**RECORDS SUPPLIED**

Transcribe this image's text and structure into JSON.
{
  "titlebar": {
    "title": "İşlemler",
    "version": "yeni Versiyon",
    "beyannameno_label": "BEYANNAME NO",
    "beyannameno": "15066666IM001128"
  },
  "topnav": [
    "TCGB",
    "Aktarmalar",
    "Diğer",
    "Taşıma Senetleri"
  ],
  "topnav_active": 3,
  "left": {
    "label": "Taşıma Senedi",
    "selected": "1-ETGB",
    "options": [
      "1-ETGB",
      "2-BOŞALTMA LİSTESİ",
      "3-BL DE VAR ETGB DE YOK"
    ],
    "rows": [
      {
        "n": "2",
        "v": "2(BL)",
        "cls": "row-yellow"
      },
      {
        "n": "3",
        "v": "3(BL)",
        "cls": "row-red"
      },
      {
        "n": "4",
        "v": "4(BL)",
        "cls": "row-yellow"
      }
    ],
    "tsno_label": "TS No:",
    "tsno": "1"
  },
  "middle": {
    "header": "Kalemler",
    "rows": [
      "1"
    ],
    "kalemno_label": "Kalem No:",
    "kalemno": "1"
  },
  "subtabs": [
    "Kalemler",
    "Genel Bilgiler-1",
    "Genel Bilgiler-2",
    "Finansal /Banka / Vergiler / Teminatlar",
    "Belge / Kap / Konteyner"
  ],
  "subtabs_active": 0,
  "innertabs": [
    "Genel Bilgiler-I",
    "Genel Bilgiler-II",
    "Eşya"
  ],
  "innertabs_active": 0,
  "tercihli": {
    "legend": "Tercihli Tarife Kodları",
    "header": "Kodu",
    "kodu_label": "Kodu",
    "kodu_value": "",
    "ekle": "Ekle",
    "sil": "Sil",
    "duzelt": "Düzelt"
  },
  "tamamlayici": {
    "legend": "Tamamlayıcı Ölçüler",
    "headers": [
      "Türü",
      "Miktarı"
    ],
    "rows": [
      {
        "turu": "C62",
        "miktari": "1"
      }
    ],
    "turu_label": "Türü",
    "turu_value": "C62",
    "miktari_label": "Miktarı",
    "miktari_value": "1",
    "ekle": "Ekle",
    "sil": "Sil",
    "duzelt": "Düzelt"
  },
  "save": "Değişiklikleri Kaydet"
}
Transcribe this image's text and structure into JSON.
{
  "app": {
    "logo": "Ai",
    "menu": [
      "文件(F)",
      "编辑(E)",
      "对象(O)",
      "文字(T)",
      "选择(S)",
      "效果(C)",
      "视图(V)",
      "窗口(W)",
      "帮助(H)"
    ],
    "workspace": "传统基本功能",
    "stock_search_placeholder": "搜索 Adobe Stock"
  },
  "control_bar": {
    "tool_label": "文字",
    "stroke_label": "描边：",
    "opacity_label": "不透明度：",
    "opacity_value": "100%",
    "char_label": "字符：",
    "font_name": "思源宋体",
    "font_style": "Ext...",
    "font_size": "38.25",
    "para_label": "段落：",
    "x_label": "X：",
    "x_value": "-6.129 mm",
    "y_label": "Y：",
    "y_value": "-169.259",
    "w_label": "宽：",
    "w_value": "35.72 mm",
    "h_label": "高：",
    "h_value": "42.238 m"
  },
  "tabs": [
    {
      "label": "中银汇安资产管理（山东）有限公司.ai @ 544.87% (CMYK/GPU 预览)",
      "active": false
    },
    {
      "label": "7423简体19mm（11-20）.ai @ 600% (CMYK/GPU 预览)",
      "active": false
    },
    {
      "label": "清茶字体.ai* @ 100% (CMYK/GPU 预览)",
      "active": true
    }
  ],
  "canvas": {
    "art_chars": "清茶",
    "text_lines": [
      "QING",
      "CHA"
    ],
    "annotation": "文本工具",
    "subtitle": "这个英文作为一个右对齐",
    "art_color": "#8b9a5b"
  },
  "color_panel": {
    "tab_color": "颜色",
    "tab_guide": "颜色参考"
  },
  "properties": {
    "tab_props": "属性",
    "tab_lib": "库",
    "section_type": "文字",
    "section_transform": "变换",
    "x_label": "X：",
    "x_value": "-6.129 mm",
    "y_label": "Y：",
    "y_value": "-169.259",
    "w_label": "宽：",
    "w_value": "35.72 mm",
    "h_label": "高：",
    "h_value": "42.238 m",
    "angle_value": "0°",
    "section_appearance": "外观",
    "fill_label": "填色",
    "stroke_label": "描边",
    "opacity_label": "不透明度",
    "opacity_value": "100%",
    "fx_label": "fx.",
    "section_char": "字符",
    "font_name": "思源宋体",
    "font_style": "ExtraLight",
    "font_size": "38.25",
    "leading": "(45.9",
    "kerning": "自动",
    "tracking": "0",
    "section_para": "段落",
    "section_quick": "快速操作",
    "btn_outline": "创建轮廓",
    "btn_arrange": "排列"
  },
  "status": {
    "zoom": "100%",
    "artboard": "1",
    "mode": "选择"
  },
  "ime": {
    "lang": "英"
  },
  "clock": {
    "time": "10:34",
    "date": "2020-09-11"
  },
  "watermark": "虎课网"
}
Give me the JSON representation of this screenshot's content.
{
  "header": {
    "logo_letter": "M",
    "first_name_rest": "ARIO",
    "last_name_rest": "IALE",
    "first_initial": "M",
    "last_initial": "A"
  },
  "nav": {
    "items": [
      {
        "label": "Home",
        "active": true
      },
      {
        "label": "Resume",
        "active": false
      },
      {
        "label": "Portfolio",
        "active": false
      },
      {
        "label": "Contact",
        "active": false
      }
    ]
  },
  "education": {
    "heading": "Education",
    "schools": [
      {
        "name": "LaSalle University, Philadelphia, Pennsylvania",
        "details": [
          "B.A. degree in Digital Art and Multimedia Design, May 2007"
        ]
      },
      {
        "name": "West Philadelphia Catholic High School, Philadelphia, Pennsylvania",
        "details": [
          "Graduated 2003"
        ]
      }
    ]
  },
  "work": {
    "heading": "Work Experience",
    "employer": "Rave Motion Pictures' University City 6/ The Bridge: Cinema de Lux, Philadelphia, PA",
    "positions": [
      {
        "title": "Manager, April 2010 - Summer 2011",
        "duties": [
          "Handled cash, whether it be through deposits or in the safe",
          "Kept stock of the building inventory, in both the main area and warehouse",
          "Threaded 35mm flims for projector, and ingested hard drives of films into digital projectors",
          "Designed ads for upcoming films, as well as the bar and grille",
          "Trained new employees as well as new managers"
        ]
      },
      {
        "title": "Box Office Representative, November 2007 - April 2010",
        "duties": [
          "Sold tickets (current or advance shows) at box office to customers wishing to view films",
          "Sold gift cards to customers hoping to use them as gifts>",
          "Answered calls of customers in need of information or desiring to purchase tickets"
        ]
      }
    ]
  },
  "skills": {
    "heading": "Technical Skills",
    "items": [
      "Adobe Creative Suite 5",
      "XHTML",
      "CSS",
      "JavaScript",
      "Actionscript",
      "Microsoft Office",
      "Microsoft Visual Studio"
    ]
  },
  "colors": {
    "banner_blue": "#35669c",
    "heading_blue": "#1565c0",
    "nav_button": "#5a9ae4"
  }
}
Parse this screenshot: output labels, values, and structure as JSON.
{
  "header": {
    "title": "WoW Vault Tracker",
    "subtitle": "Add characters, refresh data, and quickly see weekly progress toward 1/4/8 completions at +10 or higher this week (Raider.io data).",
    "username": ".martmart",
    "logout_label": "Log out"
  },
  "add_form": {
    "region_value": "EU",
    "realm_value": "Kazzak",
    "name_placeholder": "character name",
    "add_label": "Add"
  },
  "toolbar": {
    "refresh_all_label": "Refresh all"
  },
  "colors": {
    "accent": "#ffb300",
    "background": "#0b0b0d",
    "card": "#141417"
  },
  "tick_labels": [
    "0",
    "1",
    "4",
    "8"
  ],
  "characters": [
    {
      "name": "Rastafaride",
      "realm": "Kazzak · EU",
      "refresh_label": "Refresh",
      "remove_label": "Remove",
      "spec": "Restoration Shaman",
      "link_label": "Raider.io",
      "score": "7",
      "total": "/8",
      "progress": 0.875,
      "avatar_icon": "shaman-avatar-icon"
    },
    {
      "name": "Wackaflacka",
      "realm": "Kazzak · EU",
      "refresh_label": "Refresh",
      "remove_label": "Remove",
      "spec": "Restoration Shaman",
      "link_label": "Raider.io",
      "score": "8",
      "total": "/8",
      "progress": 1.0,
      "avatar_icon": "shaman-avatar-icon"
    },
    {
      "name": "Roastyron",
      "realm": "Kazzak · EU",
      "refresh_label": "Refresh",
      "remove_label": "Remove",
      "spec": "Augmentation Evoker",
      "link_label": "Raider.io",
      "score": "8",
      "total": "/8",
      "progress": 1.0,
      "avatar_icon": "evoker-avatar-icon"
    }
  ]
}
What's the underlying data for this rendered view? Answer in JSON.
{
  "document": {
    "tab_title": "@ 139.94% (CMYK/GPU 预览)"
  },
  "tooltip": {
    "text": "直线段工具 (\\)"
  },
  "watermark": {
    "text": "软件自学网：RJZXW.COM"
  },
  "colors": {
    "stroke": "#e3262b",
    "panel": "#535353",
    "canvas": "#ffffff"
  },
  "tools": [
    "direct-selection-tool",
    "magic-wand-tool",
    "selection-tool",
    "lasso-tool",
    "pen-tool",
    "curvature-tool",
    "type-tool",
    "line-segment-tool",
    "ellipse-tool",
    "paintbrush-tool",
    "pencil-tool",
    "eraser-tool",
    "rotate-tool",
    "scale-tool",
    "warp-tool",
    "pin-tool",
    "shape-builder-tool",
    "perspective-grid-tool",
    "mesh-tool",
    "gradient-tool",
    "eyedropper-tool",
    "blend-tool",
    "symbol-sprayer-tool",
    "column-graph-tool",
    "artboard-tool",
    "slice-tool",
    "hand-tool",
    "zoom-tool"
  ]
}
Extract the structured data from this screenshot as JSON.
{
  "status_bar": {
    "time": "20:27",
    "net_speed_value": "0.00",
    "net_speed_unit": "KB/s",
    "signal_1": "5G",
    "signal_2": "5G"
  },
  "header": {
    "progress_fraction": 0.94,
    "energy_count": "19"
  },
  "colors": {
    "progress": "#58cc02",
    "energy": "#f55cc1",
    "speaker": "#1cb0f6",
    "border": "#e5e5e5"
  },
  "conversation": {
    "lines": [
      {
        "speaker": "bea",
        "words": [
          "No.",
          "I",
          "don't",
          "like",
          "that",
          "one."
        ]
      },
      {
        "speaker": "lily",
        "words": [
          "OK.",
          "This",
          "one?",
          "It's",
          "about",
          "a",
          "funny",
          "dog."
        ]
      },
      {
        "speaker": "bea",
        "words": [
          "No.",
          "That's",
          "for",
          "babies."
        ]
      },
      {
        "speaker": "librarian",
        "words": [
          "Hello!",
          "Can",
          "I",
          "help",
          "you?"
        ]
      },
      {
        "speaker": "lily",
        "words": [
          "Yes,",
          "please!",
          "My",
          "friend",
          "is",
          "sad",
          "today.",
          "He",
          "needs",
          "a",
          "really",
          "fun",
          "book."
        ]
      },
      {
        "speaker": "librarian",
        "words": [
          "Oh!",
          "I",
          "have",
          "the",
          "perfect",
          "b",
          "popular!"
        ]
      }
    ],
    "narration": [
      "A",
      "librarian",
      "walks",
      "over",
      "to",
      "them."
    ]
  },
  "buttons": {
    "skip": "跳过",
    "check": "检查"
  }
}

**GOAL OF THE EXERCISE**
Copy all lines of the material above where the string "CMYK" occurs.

**TASK ANSWER**
      "label": "中银汇安资产管理（山东）有限公司.ai @ 544.87% (CMYK/GPU 预览)",
      "label": "7423简体19mm（11-20）.ai @ 600% (CMYK/GPU 预览)",
      "label": "清茶字体.ai* @ 100% (CMYK/GPU 预览)",
    "tab_title": "@ 139.94% (CMYK/GPU 预览)"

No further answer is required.